Magazines Still Confusing Non-White Models for Each Other

Magazines Still Confusing Non-White Models for Each Other

Adut Akech is one of the world's most in-demand models working today, with multiple magazine covers, fashion campaigns, and runway shows under her belt. Which is why it's truly unfortunate that in 2019, publications still can't get the names of models of color correctly.

Who Magazine, a weekly celebrity publication in Australia, ran a feature article of Akech in which she discussed various topics such as race, refugees, and the fashion industry. In the accompanying image, however, the magazine published a large photo of Flavia Lazarus instead, mistakenly identifying her as Akech. The supermodel voiced her frustration and anger on Instagram, noting that "this would've not happened to a white model."

Akech, who was born in South Sudan but moved to Australia as a child refugee, expressed on her post that she feels personally disrespected and insulted, but wanted to address this issue because of a larger systemic problem.

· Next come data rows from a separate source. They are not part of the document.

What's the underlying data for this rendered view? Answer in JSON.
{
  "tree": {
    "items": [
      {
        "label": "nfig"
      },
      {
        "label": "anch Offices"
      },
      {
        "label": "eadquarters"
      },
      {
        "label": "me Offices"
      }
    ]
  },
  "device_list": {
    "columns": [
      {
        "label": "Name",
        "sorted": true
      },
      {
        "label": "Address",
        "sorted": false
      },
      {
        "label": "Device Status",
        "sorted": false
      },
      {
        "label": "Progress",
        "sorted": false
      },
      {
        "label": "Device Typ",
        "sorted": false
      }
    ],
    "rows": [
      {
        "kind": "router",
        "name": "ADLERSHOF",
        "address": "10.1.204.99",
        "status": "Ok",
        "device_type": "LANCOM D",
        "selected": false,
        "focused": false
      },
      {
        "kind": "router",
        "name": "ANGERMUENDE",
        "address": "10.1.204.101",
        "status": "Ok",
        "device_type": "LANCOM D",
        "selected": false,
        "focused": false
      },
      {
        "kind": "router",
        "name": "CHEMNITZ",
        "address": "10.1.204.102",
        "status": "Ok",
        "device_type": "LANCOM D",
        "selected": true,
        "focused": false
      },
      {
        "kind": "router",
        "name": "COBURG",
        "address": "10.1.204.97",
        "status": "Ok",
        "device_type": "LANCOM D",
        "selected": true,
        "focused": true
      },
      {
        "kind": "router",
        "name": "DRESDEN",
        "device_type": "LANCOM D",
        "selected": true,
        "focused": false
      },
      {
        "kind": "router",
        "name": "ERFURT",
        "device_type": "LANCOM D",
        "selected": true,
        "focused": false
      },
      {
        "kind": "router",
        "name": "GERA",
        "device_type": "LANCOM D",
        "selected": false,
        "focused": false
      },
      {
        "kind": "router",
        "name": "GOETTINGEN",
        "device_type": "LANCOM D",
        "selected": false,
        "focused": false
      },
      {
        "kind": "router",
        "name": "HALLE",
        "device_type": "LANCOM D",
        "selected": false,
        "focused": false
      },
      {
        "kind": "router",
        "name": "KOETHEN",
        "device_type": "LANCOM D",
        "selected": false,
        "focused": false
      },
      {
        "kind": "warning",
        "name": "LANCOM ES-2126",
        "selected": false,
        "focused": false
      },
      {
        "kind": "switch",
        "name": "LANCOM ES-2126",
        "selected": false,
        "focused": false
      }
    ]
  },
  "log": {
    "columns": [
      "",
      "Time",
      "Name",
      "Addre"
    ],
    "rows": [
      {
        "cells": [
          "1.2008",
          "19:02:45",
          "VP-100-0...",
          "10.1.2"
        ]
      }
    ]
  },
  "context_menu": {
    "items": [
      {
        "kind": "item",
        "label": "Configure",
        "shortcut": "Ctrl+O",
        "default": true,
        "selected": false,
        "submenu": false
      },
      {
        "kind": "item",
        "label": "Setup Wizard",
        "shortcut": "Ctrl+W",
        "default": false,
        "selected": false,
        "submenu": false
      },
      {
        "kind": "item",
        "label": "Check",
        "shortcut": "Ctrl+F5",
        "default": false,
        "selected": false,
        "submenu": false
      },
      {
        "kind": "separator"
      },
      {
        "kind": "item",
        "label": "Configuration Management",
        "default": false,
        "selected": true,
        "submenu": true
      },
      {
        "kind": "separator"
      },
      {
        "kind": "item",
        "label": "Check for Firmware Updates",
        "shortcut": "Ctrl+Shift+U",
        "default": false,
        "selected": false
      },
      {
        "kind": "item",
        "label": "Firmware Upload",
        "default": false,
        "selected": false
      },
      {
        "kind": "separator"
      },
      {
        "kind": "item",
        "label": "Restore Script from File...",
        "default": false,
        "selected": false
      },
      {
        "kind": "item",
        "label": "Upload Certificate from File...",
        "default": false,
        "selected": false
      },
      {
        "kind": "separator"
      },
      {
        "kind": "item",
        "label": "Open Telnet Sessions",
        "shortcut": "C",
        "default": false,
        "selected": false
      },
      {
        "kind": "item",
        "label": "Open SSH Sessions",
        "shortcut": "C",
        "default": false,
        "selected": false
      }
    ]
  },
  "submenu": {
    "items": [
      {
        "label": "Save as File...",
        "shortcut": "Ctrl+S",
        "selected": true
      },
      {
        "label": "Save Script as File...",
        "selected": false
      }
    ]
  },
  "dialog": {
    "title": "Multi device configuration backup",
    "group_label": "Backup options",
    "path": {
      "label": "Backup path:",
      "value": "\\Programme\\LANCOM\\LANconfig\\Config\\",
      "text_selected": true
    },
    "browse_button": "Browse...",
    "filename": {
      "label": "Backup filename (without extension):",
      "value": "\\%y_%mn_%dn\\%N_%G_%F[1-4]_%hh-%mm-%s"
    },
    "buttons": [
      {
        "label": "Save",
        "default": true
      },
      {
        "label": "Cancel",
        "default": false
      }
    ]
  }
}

"This has upset me, has made me angry, it has made me feel very disrespected and to me is unacceptable and inexcusable under any circumstances," she wrote. "Not only do I personally feel insulted and disrespected but I feel like my entire race has been disrespected too and it is why I feel it is important that I address this issue."

She continued, "This is a big deal because of what I spoke about in my interview. By this happening I feel like it defeated the purpose of what I stand for and spoke about. It goes to show that people are very ignorant and narrowminded that they think every black girl or African people looks the same."

Akech explained that although the magazine apologized to her directly, an important conversation needs to happen.

"I've been called by the name of another models who happens to be of the same Ethnicity, I find it very ignorant, rude and disrespectful towards both of us simply because we know that this doesn't happen with white models," she said. "I want this to be somewhat of a wake up call to people within the industry it's not OK and you need to do better. Australia you've a lot of work to do and you've got to do better and that goes to the rest of the industry."

This is not the first time a major magazine incorrectly identifies one of its subjects of color. Earlier this year, Vogue published a feature about Muslim-American activist Noor Tagouri. In the article, she was mistakenly referred to as Pakistani actress Noor Bukhari, an error that the publication swiftly apologized for. "Misrepresentation and misidentification is a constant problem if you are Muslim in America," Tagouri said at the time.

Photo via Getty